Physical characteristics of the cashew tree
The cashew tree is a tree native to the north and northeast of Brazil. The tree has branches that grow abundantly from the base. They are long and, when new, can be identified by their purplish color.
The flowers are small, green, whitish or red. The fruit, also known as chestnut, attaches to the end of the flower. The pseudofruit develops from the floral peduncle. It has a thin skin, red or yellow in color, according to the species, fleshy and juicy.
To grow strong and healthy, the cashew tree prefers climates with temperatures above 22 degrees centigrade. It needs to be very well watered, however, in order for it to bear succulent and healthy fruits, it needs a dry period.
Cashew is rich in medicinal properties. This can be seen from the astringent, anti-diabetic, anti-hemorrhagic, anti-inflammatory, anti-rheumatic, antipyretic, ulcerogenic, caustic, diuretic, laxative, purgative, tonic and deworming effects.

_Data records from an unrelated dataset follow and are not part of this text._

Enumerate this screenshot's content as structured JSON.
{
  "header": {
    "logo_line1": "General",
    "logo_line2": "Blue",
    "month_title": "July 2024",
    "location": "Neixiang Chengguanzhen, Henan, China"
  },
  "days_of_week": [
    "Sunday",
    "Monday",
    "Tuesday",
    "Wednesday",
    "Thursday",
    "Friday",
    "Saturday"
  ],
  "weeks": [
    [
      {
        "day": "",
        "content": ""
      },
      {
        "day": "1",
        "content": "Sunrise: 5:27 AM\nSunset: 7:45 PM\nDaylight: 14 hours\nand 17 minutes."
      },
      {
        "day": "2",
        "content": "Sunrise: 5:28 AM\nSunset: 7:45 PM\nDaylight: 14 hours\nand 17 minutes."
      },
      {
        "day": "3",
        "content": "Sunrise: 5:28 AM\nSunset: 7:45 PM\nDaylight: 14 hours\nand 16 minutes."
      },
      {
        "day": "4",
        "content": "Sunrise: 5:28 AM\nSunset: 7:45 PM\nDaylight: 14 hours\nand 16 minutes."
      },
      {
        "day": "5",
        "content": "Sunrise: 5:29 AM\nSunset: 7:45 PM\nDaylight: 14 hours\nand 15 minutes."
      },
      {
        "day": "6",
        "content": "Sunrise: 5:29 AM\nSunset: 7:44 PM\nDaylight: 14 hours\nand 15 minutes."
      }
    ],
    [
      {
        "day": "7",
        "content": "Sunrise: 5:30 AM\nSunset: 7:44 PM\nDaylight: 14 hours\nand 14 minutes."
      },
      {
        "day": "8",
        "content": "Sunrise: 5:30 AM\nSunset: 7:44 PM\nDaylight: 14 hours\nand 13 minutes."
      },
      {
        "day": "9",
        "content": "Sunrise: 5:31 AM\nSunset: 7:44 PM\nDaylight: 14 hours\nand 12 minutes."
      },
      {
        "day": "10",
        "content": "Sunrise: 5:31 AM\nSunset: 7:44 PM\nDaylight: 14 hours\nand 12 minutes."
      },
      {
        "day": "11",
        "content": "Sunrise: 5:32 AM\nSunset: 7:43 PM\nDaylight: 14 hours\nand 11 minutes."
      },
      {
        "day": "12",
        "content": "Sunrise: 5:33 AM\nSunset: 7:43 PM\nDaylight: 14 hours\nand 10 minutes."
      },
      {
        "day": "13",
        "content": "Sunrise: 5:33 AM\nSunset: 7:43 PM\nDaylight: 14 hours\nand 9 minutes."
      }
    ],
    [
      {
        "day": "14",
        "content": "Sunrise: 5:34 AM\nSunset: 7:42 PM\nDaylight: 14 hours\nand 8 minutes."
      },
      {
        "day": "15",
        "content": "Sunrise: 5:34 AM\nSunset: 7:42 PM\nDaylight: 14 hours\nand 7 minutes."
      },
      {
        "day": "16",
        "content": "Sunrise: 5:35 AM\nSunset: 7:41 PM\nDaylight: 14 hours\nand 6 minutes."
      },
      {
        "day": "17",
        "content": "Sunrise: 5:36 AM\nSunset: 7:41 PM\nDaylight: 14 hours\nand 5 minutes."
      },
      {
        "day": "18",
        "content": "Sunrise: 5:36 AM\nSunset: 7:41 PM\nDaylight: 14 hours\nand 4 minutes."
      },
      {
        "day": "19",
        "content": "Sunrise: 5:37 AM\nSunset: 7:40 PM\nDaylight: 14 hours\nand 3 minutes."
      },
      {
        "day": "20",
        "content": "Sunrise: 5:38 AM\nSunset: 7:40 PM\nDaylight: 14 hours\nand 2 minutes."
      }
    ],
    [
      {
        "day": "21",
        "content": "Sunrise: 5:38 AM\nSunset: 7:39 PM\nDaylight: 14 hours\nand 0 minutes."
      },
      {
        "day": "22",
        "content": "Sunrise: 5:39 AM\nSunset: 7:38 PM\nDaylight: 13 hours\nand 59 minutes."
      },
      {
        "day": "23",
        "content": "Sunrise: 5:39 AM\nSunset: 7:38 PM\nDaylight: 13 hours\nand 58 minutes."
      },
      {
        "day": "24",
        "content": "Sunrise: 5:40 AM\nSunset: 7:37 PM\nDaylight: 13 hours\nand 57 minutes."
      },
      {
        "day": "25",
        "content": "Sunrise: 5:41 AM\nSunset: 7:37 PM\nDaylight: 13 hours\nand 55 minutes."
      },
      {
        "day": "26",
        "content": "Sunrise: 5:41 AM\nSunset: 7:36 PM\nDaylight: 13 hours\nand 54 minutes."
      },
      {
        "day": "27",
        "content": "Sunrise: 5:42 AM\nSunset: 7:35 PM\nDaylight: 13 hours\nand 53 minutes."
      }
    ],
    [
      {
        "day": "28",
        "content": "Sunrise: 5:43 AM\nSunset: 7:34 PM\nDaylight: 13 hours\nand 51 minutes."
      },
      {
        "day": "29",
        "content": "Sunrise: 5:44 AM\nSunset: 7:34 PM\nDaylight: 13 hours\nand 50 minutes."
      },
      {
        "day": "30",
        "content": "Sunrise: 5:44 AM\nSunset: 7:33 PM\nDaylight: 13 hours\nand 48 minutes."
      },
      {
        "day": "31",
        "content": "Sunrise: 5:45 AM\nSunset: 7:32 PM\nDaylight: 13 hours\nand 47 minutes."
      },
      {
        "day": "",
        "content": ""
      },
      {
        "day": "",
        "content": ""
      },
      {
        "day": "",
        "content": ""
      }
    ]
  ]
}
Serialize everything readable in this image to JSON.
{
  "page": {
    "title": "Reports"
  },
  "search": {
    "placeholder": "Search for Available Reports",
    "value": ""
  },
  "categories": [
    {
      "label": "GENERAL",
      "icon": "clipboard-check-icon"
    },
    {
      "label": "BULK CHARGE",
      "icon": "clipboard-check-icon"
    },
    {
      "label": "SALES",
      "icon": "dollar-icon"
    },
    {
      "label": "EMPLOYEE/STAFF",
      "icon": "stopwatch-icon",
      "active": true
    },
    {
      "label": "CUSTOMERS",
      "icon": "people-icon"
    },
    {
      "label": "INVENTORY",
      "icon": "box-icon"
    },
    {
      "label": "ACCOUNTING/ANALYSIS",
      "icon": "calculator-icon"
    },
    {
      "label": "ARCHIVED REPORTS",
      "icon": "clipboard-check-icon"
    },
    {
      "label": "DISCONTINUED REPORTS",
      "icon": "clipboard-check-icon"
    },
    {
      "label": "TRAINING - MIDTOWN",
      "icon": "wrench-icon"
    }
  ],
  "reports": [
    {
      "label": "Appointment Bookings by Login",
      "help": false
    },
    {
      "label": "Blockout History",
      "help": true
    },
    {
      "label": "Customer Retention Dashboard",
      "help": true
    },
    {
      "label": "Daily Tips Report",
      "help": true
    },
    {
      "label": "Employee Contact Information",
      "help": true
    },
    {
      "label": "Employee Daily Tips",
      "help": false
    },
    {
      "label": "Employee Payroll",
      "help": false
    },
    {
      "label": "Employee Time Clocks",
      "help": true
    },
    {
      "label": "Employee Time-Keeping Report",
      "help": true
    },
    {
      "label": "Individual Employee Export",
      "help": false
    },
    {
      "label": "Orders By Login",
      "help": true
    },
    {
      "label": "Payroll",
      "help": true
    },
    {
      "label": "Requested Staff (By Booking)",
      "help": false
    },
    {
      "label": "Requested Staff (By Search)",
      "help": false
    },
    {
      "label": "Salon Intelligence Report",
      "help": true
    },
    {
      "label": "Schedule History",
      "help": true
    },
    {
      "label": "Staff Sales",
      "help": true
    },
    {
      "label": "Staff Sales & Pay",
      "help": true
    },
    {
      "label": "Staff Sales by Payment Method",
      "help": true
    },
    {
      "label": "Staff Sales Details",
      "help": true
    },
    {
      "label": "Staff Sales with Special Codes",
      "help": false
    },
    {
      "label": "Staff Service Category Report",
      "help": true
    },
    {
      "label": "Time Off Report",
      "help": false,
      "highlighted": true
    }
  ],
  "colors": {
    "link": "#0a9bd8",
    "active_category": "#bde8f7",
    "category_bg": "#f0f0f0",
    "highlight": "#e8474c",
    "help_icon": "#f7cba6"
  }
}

Every part of the plant can be used. The nut has a caustic resin oil, known as LCC. It can be used to treat skin irritation, warts, corns, edema, skin blemishes and neoforming tissues. However, used in fresh form can cause damage to the skin as it is terribly caustic.
When nuts are roasted, they can be used in diets and to fortify memory. The use of cashew husk activates the metabolism of sugars, especially in people who have increased sugar in their blood and urine.
Cashew sprouts are used to combat stomach pain and digestive problems and should be boiled with guava sprouts. The juice from the new leaves is used to combat canker sores. Its root is purgative. The Ticuna Indians in the Amazon use the juice of its pseudo fruit as a preventive against flu.
After knowing many of the uses of the cashew tree and all its parts, it’s time to find out what it is for and how cashew tea can be used.
The drink is indicated to cure organic weakness, muscle weakness, urine glucose, catarrhal affections, coughs, bronchitis, scurvy, intestinal colic, syphilitic or not skin diseases, psoriasis, dyspepsia, jaundice, astringent, anti-inflammatory, antidiabetic, anti -hemorrhagic.
How to prepare?
To prepare the tea, just separate 500 ml of water and a few pieces of cashew bark or leaves. Bring the water to a boil. When it reaches the boiling point, add the bark and leaves and boil for five minutes. After this time, turn off the heat and let it rest for 10 minutes in a covered container.
Before drinking, use a sieve to separate the bark and leaves from the liquid. The recommended intake is up to three cups a day.